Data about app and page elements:
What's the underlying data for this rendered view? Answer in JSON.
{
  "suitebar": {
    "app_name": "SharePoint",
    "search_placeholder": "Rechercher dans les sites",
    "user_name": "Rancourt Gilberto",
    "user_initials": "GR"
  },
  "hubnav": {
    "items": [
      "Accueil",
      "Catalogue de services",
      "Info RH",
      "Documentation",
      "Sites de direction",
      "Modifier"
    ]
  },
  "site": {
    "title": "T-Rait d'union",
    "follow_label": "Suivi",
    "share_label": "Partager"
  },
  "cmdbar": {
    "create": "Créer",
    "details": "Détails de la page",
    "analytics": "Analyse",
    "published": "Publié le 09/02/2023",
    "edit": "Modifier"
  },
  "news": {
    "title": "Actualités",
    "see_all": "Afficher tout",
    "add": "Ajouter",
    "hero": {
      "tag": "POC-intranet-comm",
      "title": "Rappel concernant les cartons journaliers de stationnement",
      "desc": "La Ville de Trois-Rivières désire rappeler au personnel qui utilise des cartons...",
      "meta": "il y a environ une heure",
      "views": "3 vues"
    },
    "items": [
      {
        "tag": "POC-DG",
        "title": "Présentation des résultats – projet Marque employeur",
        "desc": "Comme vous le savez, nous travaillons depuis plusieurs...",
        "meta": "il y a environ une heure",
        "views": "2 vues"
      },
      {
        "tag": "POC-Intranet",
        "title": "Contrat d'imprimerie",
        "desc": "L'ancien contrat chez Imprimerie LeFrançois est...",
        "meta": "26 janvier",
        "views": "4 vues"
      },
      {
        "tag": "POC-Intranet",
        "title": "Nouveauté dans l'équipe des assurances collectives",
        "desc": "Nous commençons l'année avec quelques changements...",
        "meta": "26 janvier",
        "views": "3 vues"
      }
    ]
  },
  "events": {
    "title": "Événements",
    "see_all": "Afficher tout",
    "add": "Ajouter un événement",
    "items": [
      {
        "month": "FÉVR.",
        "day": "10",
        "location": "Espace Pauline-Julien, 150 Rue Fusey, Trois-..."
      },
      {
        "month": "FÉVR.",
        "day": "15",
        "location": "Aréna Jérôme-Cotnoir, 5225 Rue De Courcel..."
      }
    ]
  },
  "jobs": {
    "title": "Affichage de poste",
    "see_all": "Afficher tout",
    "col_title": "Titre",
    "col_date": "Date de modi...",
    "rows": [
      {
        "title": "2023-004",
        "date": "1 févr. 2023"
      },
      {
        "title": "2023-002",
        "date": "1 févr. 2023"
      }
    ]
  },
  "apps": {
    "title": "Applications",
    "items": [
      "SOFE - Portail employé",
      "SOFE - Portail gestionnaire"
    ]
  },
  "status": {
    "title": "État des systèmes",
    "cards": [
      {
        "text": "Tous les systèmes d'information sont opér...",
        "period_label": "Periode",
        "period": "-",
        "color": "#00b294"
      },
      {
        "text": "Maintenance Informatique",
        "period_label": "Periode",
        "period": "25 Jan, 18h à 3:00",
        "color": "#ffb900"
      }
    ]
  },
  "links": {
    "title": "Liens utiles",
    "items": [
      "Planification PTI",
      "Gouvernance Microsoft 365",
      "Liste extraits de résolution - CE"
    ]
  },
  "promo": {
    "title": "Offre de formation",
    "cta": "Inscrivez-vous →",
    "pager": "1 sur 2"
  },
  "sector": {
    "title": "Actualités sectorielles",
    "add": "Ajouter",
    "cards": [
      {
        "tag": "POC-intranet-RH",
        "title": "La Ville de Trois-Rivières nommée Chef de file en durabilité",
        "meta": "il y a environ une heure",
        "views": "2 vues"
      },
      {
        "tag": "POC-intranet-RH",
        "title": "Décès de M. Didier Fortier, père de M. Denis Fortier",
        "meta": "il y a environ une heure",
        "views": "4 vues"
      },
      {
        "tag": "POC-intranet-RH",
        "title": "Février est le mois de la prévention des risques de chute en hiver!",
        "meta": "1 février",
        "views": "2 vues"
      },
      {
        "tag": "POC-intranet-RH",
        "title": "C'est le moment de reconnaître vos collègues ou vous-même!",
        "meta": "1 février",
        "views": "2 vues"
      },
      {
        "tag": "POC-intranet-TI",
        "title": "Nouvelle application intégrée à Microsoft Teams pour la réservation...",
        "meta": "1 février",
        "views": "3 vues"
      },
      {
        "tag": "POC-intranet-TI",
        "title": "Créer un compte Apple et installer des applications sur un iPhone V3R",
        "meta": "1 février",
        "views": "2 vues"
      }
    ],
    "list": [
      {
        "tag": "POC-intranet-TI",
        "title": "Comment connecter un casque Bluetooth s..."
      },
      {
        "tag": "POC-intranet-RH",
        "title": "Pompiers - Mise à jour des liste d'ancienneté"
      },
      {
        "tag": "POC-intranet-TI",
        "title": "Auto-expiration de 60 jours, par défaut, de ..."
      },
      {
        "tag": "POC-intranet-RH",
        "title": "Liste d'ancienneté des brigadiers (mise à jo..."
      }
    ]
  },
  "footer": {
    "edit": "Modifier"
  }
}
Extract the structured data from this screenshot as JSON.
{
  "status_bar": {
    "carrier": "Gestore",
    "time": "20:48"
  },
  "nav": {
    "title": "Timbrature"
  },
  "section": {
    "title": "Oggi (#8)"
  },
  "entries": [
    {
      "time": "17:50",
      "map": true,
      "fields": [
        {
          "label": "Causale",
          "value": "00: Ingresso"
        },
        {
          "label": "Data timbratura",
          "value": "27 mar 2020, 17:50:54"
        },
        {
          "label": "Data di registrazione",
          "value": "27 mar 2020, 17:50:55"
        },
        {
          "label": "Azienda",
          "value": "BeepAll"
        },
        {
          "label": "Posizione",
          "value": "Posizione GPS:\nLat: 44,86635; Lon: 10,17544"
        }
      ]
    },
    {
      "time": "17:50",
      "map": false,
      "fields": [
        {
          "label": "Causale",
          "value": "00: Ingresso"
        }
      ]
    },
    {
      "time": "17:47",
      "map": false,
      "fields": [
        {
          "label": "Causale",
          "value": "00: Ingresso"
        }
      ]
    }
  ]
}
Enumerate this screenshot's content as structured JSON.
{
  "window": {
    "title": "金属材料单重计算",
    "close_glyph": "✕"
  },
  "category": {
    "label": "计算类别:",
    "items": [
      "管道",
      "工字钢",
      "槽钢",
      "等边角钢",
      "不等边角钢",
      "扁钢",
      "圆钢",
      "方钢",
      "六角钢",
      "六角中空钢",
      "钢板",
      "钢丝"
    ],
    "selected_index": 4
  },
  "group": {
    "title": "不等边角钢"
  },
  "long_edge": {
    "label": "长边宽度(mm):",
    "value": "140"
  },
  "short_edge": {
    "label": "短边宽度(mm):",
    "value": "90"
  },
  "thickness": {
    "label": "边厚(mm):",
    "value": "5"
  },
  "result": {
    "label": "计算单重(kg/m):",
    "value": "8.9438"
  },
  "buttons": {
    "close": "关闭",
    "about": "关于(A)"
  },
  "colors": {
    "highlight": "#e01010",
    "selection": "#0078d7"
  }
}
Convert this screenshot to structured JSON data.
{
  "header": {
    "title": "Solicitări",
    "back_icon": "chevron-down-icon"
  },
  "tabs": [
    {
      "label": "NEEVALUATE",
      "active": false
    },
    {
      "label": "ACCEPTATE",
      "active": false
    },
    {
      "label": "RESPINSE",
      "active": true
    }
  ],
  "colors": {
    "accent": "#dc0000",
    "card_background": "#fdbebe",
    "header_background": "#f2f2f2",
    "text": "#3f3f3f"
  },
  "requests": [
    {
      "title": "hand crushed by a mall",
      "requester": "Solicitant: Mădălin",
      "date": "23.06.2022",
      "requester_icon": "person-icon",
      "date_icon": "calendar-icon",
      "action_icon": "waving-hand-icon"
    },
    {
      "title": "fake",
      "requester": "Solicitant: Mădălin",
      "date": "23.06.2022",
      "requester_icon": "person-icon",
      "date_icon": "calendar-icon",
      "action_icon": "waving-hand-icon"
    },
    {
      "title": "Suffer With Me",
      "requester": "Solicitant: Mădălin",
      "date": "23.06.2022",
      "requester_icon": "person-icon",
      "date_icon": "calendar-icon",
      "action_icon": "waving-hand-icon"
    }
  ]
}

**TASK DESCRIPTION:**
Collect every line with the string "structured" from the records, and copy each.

**SOLUTION:**
Extract the structured data from this screenshot as JSON.
Enumerate this screenshot's content as structured JSON.
Convert this screenshot to structured JSON data.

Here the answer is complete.